Supplied material Block Start
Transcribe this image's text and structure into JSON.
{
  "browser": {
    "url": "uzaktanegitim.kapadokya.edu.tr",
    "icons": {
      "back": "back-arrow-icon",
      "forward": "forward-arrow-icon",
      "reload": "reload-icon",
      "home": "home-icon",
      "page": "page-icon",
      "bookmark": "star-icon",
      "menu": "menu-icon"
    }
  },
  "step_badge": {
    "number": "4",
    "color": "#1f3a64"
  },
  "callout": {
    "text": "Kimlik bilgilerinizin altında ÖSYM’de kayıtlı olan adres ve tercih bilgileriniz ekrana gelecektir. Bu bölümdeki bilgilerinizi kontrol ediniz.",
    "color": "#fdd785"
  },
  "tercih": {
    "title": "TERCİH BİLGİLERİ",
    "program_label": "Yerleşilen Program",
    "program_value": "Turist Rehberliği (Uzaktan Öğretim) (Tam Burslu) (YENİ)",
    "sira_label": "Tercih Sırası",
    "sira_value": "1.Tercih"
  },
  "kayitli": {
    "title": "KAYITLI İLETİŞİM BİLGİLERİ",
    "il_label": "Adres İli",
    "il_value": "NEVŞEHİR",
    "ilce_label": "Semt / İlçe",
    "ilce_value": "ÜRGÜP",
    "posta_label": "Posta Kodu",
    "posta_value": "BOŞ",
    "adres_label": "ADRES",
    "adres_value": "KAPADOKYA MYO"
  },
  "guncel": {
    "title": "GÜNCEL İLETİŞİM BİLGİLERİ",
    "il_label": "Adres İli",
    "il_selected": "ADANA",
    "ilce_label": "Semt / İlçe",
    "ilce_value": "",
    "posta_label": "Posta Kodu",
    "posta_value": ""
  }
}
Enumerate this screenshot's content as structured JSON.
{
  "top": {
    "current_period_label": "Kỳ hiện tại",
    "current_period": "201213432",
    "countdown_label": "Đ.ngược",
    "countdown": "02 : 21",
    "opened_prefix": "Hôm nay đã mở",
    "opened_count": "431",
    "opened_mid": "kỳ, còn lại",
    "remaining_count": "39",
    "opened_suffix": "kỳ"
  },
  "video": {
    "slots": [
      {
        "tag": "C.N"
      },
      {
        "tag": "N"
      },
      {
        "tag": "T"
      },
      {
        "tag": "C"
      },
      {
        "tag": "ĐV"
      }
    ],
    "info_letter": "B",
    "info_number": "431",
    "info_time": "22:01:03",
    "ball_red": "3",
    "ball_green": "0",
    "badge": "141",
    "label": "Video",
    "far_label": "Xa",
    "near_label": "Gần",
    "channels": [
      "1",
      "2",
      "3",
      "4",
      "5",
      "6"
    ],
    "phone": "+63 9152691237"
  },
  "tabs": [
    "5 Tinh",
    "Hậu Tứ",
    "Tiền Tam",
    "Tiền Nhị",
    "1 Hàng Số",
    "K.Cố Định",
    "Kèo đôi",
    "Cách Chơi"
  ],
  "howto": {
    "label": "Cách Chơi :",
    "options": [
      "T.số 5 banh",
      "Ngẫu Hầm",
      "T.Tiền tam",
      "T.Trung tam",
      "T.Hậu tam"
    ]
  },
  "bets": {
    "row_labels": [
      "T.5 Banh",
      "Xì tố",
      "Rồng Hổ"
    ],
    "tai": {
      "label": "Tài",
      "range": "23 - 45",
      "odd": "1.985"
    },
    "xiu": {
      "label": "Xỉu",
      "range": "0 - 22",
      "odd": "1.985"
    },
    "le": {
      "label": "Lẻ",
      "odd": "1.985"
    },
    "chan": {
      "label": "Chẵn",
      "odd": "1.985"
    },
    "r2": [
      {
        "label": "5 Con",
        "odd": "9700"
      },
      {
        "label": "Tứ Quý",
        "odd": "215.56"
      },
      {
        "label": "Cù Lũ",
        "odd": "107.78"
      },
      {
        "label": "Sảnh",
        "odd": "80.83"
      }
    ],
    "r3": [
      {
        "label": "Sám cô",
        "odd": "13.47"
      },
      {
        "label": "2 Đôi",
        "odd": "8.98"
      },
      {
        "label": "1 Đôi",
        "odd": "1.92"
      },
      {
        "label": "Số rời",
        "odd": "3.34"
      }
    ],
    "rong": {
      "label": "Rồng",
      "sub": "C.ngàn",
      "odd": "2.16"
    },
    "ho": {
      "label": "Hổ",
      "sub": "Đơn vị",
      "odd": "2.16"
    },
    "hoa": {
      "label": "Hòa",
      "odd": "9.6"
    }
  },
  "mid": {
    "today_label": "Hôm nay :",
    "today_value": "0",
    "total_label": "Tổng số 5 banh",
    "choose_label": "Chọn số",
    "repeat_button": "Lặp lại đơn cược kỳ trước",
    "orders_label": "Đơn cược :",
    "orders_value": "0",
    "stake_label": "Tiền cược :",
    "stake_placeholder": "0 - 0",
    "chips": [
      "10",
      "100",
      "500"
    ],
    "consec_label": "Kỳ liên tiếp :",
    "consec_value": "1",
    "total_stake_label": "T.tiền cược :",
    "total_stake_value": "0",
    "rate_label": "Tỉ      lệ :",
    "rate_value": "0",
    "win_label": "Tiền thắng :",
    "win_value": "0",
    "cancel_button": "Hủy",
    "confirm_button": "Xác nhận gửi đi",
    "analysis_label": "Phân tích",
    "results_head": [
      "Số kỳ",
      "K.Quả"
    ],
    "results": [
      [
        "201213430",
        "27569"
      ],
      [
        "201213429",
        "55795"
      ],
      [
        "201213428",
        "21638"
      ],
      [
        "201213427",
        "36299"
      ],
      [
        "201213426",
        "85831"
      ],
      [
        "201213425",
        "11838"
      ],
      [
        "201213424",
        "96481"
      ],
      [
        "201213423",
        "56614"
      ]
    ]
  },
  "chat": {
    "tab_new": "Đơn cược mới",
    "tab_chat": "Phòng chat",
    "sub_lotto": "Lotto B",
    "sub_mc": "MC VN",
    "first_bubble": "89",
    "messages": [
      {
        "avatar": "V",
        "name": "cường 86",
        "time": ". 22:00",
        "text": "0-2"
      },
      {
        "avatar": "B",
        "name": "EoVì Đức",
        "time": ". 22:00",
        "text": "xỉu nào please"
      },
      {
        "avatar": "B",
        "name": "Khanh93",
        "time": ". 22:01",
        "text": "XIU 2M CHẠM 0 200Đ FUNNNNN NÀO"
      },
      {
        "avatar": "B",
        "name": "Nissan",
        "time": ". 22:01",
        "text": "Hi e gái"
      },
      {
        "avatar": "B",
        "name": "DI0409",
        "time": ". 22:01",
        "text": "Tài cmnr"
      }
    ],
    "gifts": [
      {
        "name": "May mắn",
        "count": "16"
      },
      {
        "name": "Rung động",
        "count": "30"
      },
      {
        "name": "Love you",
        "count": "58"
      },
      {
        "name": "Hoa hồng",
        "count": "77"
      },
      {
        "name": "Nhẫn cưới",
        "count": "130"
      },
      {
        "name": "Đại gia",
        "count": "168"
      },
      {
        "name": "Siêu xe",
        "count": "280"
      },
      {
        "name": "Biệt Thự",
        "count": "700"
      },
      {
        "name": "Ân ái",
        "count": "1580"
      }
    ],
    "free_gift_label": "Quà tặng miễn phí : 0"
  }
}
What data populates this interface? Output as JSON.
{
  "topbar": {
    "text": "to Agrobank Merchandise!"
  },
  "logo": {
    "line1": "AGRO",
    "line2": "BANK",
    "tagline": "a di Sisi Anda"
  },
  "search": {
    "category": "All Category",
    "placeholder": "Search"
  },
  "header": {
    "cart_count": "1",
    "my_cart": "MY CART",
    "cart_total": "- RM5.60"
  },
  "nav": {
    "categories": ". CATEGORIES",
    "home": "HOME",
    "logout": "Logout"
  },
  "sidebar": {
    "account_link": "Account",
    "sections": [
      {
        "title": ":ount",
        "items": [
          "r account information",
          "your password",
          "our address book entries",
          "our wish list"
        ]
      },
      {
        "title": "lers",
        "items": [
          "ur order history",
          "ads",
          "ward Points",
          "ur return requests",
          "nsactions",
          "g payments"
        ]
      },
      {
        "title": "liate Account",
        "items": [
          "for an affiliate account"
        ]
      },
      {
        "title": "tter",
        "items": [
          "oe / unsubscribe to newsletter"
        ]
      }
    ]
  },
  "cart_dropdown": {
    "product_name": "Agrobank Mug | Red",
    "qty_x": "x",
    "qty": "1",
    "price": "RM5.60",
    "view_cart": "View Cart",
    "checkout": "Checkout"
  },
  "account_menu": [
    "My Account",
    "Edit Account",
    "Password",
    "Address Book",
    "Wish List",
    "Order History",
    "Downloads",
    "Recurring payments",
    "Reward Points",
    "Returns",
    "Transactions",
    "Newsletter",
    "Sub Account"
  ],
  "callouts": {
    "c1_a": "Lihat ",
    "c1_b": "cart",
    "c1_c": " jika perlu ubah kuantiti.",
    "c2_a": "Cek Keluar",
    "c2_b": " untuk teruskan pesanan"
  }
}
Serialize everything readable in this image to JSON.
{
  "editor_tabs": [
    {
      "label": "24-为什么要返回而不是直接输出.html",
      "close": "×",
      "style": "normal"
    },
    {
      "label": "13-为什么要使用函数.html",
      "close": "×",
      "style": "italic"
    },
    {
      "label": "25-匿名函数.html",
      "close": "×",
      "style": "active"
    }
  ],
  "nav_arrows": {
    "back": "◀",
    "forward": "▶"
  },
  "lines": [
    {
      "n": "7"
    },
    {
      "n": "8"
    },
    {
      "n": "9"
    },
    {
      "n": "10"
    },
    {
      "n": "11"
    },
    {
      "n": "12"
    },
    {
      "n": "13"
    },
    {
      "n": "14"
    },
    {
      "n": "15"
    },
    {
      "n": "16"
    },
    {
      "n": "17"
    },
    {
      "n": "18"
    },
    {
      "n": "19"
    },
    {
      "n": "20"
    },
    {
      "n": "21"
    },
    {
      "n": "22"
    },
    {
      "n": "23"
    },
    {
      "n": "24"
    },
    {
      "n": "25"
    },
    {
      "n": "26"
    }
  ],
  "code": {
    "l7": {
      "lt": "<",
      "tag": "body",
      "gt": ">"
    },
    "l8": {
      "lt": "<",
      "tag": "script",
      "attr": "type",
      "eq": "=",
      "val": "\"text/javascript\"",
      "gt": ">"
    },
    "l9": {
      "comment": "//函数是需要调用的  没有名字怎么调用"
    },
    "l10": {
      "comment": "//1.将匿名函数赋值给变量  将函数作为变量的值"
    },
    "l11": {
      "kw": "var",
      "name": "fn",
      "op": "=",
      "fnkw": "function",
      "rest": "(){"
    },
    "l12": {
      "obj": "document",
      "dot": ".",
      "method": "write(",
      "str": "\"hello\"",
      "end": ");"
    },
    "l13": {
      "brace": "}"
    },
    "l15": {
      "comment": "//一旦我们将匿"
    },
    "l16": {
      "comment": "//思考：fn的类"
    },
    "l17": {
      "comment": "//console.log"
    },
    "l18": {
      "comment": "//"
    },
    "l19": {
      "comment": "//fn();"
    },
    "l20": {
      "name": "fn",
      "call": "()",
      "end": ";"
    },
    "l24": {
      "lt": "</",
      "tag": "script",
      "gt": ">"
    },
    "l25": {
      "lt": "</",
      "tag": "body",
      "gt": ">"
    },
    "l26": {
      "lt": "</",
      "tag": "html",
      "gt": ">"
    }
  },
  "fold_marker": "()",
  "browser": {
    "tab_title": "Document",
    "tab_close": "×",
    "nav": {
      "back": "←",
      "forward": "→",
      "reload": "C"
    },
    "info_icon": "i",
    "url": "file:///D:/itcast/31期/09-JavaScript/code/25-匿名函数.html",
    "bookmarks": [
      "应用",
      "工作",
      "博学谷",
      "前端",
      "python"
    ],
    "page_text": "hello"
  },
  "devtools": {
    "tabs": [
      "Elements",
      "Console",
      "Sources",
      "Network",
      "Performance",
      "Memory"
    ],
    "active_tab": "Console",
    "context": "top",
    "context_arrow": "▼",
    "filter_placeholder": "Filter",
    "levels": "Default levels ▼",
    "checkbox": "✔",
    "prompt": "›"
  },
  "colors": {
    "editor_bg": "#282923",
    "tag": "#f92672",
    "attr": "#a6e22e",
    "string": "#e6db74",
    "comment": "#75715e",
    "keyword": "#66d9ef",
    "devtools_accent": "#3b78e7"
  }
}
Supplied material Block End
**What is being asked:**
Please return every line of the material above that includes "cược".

**Result:**
    "repeat_button": "Lặp lại đơn cược kỳ trước",
    "orders_label": "Đơn cược :",
    "stake_label": "Tiền cược :",
    "total_stake_label": "T.tiền cược :",
    "tab_new": "Đơn cược mới",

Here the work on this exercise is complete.